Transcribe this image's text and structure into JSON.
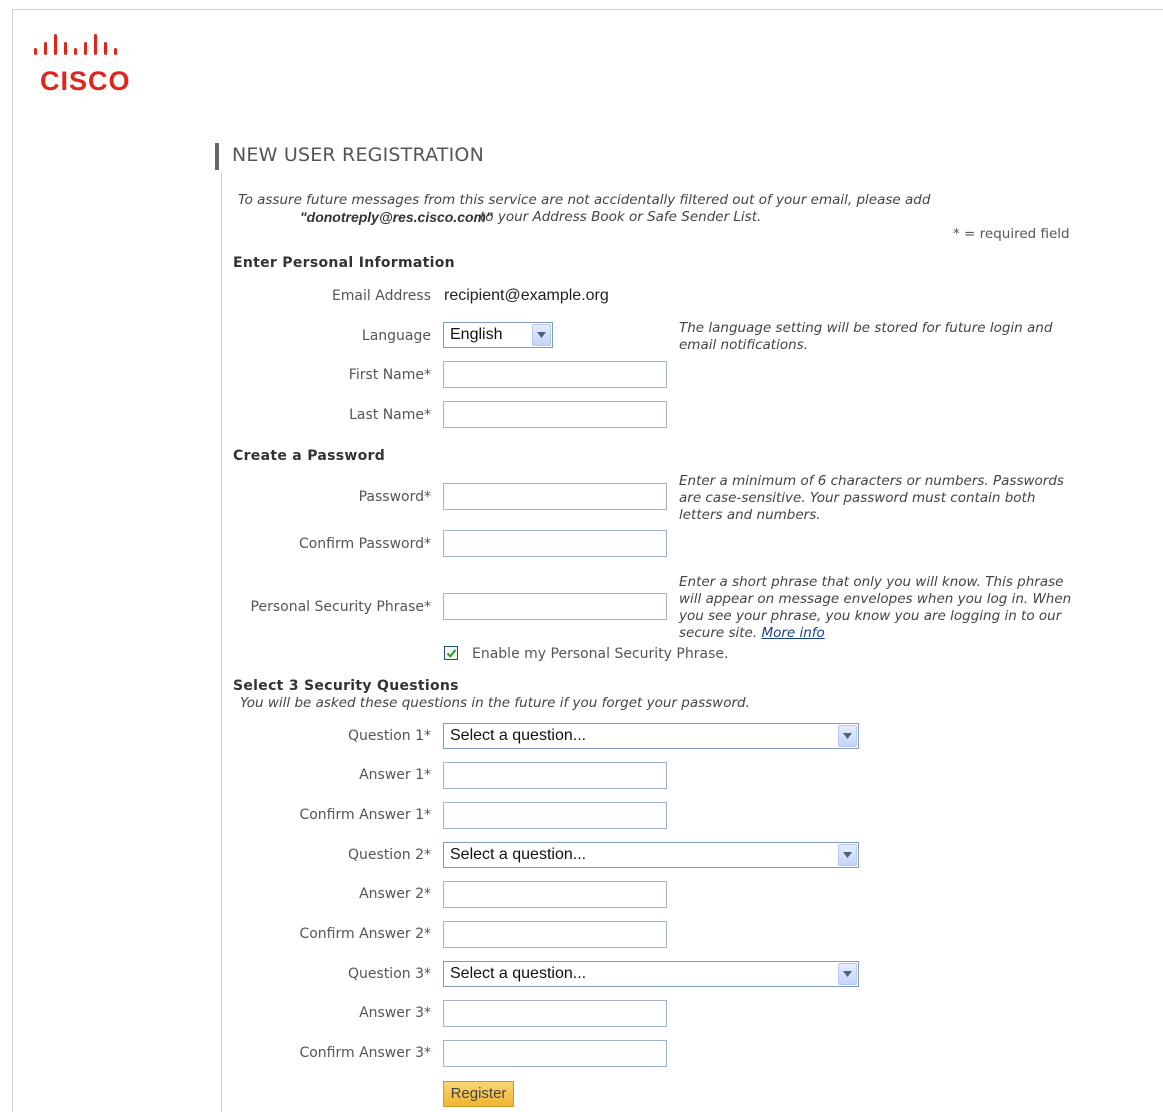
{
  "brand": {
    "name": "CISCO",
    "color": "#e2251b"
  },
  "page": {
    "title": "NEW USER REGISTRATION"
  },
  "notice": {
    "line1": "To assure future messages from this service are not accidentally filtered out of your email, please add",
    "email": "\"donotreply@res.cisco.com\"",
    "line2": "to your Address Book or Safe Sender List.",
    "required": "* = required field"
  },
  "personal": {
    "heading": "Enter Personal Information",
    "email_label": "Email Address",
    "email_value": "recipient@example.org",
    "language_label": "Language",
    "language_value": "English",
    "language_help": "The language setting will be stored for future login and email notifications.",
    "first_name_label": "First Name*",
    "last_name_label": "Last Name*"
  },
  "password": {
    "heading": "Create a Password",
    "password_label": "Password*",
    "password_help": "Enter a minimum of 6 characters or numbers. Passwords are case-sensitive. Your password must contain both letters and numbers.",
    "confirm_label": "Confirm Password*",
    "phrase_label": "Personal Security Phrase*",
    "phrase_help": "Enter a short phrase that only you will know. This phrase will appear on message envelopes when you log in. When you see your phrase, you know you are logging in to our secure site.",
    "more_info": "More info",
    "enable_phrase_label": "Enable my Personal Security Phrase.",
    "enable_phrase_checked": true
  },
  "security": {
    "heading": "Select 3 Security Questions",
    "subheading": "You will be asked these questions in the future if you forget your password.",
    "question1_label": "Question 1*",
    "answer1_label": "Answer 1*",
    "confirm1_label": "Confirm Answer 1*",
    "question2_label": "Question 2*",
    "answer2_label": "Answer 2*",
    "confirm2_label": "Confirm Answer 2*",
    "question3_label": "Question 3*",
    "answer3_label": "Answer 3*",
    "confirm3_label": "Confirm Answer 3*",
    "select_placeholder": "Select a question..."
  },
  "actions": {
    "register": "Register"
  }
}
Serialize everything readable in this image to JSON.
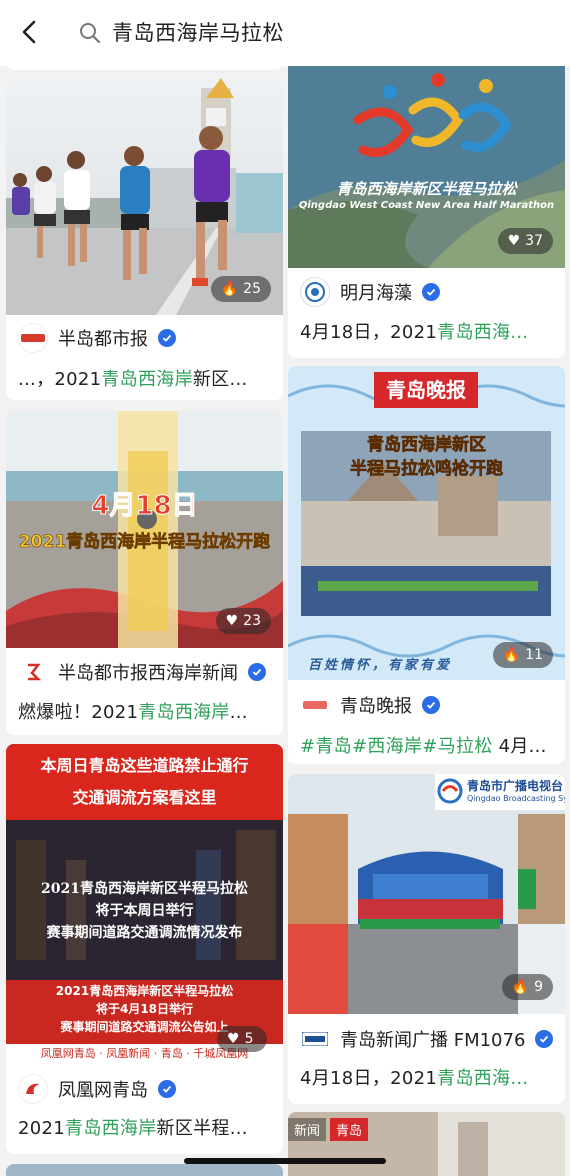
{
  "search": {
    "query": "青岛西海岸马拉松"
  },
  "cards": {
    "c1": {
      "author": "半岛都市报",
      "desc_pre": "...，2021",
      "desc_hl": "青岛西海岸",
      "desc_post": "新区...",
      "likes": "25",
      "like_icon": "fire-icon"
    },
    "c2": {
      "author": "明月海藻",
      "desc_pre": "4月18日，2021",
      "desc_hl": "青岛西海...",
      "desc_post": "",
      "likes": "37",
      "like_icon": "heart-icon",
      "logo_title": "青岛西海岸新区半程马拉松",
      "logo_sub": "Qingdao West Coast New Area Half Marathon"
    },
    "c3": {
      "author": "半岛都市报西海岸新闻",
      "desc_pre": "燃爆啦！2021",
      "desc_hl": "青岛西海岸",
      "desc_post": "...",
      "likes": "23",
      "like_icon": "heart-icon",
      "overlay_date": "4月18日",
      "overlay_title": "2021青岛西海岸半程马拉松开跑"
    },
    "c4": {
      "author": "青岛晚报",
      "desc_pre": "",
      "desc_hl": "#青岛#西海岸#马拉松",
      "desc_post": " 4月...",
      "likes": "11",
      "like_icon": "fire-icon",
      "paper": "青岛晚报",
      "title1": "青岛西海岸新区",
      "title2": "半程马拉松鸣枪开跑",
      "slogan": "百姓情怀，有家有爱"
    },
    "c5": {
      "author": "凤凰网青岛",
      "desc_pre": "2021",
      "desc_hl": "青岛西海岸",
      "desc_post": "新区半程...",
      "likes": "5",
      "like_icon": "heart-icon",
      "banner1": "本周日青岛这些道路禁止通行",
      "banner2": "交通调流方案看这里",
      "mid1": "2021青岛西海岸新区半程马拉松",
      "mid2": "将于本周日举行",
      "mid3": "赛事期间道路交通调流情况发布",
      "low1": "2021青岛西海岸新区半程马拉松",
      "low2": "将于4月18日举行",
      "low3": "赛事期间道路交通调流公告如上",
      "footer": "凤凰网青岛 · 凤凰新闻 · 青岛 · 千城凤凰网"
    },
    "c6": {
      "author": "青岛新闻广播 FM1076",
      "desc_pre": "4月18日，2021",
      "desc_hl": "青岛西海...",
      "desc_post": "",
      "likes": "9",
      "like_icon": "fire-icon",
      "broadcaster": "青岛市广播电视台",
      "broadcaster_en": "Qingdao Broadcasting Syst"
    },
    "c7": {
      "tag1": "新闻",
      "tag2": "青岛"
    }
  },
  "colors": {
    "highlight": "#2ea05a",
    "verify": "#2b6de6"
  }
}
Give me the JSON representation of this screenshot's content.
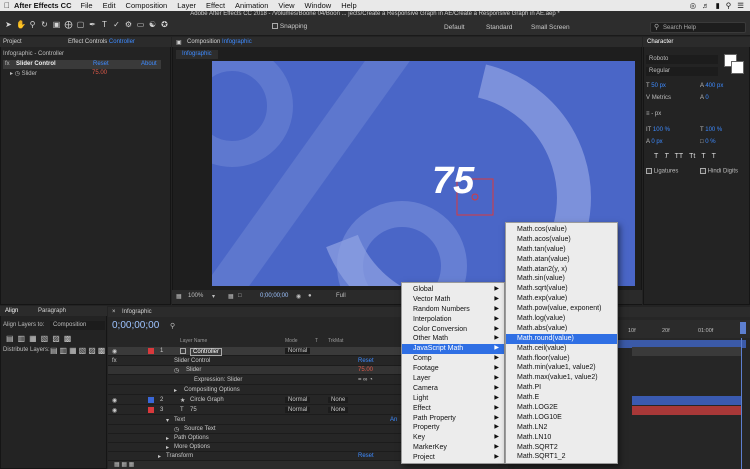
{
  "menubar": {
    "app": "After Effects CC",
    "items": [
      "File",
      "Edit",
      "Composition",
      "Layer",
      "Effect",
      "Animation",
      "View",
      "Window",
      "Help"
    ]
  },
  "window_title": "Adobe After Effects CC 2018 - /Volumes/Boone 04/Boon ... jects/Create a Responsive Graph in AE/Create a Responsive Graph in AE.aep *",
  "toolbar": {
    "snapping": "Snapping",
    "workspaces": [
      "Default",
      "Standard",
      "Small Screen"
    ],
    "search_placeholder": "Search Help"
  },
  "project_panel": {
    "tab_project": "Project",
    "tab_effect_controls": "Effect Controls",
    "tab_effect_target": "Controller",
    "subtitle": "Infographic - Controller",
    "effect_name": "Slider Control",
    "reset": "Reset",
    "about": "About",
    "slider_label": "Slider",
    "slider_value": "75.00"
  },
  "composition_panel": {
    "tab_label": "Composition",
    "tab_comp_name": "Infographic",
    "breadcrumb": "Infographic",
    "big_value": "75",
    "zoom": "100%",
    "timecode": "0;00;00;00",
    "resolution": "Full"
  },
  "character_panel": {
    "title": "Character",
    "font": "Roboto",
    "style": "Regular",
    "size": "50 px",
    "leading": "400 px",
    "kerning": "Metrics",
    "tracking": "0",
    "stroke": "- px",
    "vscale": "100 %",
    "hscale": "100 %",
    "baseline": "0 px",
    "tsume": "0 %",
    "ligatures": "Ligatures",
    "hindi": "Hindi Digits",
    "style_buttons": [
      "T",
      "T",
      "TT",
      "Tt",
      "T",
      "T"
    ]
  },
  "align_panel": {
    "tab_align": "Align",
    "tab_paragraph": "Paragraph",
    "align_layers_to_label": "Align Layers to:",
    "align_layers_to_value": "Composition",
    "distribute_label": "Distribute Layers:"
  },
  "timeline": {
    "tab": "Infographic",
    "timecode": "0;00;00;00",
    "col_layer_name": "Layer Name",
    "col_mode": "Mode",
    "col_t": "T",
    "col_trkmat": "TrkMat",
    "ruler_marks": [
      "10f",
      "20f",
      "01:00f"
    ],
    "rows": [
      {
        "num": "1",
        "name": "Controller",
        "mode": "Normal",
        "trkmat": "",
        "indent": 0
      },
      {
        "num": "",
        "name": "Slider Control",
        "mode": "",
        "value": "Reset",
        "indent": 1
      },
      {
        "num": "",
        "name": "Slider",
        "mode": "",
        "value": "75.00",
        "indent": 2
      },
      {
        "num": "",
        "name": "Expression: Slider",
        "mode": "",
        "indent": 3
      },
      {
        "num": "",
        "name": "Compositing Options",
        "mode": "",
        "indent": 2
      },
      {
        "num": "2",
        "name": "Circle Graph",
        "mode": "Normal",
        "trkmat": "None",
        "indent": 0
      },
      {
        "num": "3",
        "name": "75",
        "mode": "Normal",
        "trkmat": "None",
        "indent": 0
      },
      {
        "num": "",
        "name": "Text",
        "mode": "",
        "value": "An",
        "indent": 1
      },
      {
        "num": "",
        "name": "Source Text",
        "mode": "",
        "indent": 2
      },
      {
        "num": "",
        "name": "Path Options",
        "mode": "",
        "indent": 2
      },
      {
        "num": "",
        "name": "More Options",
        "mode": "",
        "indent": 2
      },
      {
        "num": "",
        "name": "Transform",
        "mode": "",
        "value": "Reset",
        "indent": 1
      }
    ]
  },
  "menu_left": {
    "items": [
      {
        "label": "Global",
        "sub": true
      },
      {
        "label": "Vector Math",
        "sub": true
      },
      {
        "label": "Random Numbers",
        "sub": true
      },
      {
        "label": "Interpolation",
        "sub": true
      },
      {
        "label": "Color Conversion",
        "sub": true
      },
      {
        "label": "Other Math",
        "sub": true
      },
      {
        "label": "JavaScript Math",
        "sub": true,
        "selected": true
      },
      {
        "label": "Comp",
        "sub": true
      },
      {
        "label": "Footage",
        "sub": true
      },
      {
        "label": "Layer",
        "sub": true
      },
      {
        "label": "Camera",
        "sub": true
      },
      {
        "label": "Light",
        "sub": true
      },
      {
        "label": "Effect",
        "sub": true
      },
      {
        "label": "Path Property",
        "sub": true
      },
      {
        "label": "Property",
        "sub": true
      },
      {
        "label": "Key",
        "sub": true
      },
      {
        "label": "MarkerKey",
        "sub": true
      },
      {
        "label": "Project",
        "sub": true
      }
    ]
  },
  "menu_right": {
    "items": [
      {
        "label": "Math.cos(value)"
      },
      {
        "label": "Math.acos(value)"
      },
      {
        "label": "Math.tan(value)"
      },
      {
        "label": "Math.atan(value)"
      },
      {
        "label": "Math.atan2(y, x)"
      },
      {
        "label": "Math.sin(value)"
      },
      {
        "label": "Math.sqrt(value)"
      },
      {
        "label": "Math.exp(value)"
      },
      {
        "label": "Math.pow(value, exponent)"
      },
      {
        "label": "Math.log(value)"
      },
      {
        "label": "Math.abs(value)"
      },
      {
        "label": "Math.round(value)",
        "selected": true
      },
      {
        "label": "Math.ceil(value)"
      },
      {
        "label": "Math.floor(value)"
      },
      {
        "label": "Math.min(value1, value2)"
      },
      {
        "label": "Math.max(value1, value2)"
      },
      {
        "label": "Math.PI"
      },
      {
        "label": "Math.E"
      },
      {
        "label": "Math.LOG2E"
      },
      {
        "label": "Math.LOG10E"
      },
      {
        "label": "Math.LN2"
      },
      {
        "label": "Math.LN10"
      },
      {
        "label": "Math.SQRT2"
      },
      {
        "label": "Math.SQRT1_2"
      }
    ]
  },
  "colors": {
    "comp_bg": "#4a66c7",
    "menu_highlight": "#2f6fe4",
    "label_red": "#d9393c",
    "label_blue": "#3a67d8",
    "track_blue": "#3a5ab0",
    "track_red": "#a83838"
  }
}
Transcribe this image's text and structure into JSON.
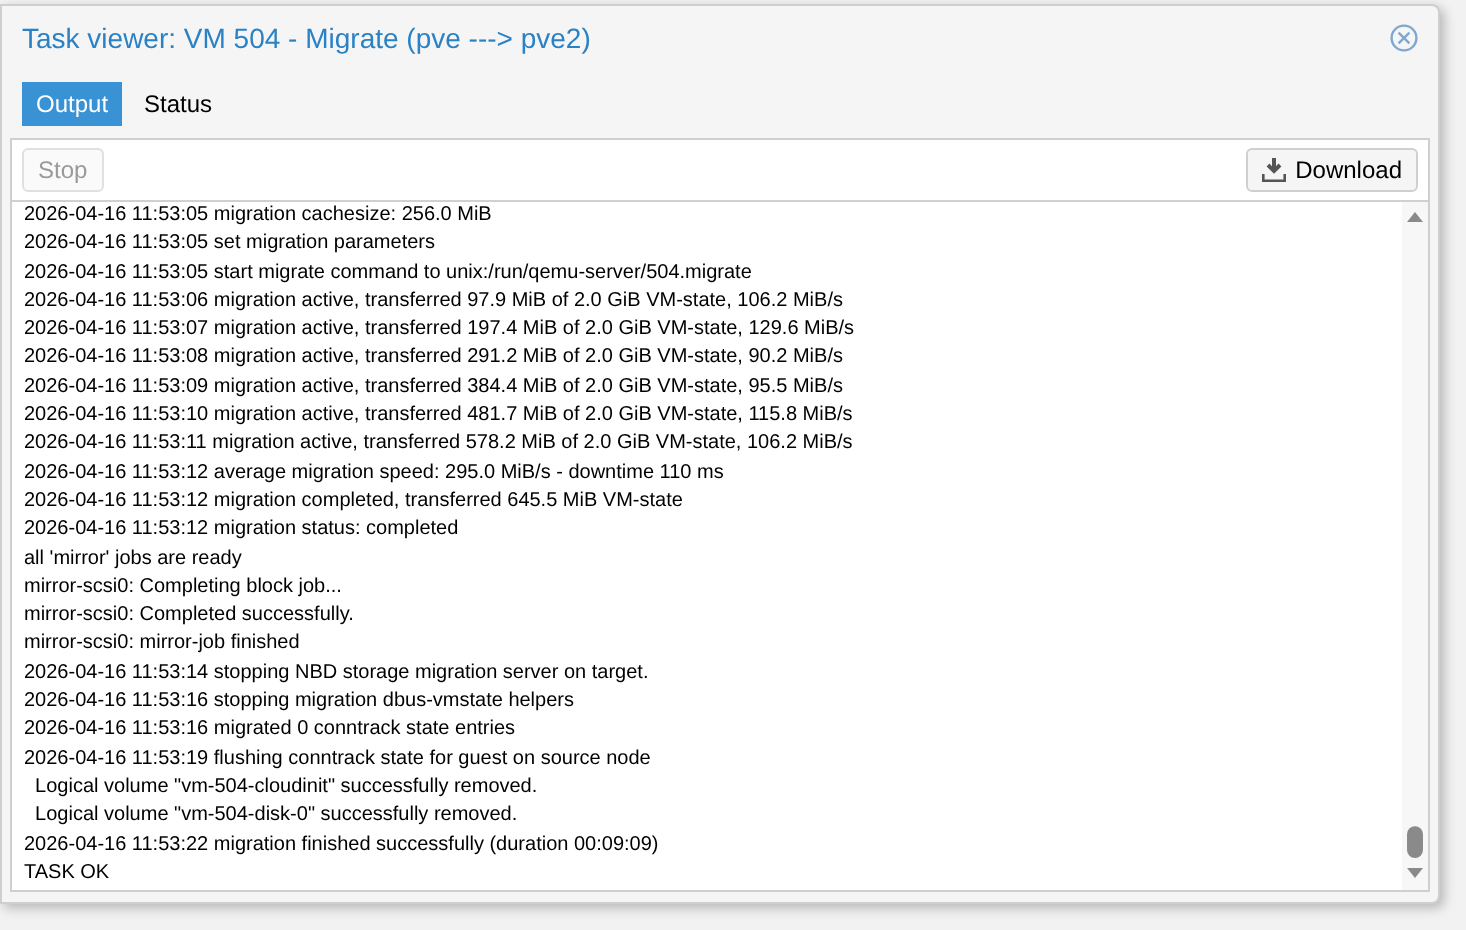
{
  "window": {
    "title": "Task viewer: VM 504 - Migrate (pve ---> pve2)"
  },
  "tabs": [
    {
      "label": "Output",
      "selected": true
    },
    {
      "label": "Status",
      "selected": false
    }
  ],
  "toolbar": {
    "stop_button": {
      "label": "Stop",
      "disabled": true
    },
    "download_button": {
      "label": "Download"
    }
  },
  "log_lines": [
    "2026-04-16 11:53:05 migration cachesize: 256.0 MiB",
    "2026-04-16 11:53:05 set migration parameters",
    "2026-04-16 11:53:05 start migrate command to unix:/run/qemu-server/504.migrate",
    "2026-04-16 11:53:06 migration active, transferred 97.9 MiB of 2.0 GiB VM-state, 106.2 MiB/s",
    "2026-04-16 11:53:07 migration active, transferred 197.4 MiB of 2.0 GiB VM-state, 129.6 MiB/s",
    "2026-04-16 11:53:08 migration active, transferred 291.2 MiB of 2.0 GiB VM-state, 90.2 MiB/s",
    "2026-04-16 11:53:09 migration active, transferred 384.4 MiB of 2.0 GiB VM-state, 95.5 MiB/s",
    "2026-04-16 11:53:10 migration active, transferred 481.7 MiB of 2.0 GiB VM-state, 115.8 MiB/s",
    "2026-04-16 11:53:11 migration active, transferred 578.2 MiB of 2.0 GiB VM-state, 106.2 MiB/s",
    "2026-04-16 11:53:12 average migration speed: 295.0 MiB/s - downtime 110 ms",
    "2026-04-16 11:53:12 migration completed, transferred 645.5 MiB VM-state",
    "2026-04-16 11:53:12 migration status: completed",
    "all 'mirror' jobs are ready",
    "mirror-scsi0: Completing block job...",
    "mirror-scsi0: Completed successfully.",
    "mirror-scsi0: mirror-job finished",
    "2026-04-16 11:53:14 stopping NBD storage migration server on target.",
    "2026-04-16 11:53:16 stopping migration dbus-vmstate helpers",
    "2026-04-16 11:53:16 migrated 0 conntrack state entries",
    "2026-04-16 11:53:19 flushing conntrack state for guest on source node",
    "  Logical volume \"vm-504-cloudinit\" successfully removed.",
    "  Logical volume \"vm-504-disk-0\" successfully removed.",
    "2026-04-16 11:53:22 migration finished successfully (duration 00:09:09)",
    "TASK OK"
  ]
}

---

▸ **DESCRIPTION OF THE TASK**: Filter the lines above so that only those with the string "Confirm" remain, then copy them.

▸ **EXERCISE RESPONSE**:
    "confirm_label": "Confirm Password*",
    "confirm1_label": "Confirm Answer 1*",
    "confirm2_label": "Confirm Answer 2*",
    "confirm3_label": "Confirm Answer 3*",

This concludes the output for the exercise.